The liquidity crunch in the capital markets could put upward pressure on the cost of selling mortgages to Freddie Mac and Fannie Mae.
Though mortgages have performed well as trading in other asset classes has dried up, the gap between yields on mortgage-backed securities and Treasuries has widened, meaning higher costs to Fannie and Freddie.
If the situation persists, Freddie Mac may have to "think about" changing its fee structure, Freddie Mac president David W. Glenn told reporters at the Mortgage Bankers Association.

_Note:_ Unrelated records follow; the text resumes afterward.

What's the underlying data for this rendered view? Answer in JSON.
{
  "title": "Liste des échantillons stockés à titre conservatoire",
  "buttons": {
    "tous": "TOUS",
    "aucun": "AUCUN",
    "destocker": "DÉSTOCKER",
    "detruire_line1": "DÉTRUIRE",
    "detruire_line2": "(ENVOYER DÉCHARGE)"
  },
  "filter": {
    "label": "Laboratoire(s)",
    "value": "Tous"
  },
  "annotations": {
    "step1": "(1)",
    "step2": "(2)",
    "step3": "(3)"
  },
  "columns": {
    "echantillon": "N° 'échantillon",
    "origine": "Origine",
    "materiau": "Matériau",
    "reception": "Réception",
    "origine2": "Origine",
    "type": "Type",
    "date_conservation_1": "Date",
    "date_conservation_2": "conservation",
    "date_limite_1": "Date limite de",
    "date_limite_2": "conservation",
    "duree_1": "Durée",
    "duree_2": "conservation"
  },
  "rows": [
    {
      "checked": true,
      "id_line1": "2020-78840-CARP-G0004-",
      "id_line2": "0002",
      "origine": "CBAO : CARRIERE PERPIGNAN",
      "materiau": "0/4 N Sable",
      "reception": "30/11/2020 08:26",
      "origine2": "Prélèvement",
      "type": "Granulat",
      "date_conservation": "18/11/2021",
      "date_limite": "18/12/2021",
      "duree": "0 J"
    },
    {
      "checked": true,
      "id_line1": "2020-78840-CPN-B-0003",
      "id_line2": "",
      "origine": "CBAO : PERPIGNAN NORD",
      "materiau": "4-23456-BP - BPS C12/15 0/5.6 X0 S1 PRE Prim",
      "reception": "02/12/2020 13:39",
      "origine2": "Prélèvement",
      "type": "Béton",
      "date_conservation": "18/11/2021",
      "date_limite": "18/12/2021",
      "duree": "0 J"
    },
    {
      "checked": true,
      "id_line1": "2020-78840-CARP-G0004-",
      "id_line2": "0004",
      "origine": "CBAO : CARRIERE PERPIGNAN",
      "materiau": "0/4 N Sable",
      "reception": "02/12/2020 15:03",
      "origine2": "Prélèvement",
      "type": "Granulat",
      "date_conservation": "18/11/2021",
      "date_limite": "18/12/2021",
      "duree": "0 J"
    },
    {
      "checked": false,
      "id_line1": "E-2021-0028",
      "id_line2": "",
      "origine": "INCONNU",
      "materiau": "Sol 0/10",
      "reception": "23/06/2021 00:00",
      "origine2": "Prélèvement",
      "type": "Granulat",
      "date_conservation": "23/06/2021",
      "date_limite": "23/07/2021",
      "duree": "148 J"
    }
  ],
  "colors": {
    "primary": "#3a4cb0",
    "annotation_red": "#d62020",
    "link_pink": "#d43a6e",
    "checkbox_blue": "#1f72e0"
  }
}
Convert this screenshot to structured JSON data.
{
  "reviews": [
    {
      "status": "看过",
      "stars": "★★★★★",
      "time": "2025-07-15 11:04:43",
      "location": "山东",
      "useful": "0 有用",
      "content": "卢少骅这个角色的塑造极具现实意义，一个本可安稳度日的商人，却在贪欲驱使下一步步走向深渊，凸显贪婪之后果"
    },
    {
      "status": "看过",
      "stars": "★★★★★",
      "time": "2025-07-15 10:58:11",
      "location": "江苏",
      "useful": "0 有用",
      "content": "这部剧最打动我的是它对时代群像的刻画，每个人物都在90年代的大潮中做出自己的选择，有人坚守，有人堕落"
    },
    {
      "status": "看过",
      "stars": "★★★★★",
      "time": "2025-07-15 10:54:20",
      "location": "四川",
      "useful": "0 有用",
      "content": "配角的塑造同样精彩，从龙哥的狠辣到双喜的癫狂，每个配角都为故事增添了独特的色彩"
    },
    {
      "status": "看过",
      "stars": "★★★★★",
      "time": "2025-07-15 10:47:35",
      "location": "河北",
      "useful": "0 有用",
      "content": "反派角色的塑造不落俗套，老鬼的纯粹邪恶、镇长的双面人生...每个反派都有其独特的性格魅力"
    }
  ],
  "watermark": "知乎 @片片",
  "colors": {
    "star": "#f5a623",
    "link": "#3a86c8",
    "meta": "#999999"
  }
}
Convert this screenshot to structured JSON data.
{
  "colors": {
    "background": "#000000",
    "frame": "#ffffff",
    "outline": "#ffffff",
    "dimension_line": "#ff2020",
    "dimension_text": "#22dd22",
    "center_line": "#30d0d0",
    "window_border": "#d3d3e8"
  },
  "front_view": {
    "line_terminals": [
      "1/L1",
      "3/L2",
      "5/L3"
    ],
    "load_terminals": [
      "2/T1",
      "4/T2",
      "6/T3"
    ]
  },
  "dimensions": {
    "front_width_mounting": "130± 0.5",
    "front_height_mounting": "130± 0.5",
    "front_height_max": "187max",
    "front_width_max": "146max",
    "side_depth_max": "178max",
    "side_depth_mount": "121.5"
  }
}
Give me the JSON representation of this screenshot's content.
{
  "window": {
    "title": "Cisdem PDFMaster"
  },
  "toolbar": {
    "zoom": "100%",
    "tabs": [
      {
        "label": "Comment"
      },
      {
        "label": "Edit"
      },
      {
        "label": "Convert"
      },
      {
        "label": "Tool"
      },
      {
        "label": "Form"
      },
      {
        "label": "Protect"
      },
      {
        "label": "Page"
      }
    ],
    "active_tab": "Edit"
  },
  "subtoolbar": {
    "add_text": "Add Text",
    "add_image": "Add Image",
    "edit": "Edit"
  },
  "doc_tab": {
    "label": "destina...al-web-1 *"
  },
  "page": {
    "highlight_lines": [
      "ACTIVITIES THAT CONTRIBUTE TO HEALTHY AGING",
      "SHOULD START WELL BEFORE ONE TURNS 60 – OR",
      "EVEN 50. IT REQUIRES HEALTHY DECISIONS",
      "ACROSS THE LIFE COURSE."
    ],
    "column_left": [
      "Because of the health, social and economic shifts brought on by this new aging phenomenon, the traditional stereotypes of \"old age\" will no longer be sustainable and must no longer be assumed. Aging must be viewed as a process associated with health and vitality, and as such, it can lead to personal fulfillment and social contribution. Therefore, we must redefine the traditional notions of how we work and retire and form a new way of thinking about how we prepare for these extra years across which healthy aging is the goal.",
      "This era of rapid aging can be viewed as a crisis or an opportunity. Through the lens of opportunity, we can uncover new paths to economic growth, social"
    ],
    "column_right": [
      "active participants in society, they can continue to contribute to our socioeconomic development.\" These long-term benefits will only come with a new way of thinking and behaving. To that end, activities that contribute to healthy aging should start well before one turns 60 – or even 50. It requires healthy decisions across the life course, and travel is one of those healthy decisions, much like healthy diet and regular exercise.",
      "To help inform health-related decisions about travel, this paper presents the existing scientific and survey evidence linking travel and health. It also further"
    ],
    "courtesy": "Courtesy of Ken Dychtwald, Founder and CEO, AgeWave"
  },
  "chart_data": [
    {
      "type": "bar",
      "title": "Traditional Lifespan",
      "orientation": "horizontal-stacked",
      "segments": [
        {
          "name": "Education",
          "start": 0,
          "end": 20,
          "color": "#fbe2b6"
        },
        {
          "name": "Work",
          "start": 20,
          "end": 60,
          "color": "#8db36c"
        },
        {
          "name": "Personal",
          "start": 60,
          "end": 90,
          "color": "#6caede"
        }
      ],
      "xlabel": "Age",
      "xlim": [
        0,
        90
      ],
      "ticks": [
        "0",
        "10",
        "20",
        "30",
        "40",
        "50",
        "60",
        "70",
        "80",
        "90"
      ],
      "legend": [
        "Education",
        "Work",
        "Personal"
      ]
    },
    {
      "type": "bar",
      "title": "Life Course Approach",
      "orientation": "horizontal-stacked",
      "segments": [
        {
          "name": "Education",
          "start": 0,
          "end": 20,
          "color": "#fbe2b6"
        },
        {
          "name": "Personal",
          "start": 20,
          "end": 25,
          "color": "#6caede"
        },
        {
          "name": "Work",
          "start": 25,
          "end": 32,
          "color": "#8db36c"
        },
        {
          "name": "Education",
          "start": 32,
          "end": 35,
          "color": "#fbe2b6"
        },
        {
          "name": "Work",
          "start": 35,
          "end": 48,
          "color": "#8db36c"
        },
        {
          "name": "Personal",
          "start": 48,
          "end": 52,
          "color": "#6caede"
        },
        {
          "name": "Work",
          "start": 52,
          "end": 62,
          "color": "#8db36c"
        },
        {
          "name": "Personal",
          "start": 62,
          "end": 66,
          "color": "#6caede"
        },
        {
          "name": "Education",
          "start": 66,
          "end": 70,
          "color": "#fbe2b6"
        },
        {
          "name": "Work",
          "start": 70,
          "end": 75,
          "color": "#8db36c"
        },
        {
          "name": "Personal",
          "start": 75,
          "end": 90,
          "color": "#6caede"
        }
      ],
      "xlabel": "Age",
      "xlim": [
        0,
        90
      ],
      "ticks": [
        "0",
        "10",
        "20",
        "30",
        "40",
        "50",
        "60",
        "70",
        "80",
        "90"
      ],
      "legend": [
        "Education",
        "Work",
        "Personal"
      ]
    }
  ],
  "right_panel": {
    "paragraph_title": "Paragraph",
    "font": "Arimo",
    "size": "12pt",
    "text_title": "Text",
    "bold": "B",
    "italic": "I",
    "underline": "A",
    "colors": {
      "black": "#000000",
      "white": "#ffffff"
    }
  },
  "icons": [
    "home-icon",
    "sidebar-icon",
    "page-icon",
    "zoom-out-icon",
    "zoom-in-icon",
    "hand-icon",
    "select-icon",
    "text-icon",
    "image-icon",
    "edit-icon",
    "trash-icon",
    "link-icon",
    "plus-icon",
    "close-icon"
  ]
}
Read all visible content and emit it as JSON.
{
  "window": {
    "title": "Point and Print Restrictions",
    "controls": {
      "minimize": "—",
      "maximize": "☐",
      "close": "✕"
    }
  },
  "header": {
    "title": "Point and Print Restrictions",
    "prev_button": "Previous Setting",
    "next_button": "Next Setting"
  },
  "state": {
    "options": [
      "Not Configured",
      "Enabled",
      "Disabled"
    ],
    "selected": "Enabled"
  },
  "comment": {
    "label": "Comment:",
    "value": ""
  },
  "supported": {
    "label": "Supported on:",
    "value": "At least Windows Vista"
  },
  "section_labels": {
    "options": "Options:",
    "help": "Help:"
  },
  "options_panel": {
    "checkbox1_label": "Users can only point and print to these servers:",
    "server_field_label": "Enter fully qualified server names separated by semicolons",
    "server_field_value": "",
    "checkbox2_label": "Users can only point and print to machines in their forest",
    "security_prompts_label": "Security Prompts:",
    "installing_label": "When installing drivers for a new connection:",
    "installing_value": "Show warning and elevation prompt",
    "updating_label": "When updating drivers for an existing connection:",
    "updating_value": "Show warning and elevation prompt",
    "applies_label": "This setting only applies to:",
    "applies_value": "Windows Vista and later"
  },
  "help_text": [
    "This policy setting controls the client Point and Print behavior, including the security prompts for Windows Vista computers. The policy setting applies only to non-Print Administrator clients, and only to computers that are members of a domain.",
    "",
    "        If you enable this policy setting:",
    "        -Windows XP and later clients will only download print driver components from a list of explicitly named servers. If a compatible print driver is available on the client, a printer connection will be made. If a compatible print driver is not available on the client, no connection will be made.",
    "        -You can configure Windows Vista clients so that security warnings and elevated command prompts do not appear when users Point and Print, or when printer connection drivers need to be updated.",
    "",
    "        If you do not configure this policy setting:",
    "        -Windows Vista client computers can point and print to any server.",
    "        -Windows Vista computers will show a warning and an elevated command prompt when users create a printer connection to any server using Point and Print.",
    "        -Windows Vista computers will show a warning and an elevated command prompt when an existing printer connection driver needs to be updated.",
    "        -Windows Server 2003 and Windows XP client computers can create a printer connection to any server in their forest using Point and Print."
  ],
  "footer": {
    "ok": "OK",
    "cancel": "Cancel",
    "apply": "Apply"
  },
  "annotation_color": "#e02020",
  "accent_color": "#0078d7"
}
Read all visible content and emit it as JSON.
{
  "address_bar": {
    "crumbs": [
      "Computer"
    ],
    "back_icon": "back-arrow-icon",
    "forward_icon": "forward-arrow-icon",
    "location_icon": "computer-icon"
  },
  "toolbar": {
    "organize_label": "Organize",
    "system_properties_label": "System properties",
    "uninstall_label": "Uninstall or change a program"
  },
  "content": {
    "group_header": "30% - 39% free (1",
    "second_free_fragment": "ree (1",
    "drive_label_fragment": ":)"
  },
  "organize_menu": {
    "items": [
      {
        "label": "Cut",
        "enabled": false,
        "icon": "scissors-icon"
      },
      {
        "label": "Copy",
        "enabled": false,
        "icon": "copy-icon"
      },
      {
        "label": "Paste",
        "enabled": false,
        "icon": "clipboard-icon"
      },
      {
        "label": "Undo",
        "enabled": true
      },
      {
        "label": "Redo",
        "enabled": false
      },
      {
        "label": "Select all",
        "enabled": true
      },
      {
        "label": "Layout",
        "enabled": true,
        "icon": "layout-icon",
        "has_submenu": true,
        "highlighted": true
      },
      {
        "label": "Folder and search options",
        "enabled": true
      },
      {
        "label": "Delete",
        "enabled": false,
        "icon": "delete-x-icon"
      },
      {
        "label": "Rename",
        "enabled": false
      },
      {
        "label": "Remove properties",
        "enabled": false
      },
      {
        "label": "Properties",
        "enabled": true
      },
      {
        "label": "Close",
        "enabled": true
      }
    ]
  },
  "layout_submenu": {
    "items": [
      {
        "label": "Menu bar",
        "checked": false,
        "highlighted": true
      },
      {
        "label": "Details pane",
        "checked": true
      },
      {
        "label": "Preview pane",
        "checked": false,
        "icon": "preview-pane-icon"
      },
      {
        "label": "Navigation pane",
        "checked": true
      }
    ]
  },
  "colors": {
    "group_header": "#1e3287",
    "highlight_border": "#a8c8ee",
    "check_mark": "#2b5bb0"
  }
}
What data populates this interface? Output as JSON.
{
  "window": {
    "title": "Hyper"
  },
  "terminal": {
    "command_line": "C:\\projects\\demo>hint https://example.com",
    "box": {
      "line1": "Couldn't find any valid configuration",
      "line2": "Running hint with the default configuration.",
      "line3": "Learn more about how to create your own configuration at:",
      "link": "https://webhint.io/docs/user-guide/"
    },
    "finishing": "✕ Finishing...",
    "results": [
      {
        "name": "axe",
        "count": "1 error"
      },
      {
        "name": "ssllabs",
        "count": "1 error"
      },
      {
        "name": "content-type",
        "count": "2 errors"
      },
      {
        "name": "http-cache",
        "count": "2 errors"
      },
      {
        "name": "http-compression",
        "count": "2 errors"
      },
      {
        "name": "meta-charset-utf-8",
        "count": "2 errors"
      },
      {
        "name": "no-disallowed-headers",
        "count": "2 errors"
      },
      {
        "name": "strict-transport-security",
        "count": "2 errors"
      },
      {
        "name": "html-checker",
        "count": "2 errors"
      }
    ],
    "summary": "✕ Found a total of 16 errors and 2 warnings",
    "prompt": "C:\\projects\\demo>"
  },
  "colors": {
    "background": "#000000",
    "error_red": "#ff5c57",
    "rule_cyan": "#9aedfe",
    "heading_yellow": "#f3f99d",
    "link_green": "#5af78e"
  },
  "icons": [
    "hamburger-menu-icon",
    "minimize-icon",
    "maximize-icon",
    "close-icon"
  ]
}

Mr. Glenn and the chairman of rival Fannie Mae, James A. Johnson, emphasized that current conditions do not warrant a hike in the guarantee fee, which they charge lenders to assume the credit risk of loans. And Mr. Glenn declined to say how long spreads would have to remain wide before Freddie Mac would consider higher fees.
"This is relatively new. I don't want to put a timetable on it," he said.
Still, it is the first time since the early years of the secondary market that the possibility has been raised of an across-the-board hike in the fee.
Lenders generally pay a basic guarantee fee of about 25 basis points to Fannie or Freddie to assume the risk of each loan. The fee can be as high as 100 basis points on especially risky loans, and sometimes lower when one of the companies is promoting a particular kind of loan product.
Freddie Mac officials said consumers are already bearing the cost of the risk-averse investor community. They noted that rates on mortgages have fallen, but not as much as on Treasuries.
But Donald E. Lange, president of the MBA, said a higher guarantee fee would be passed along to consumers.-Stephen Kleege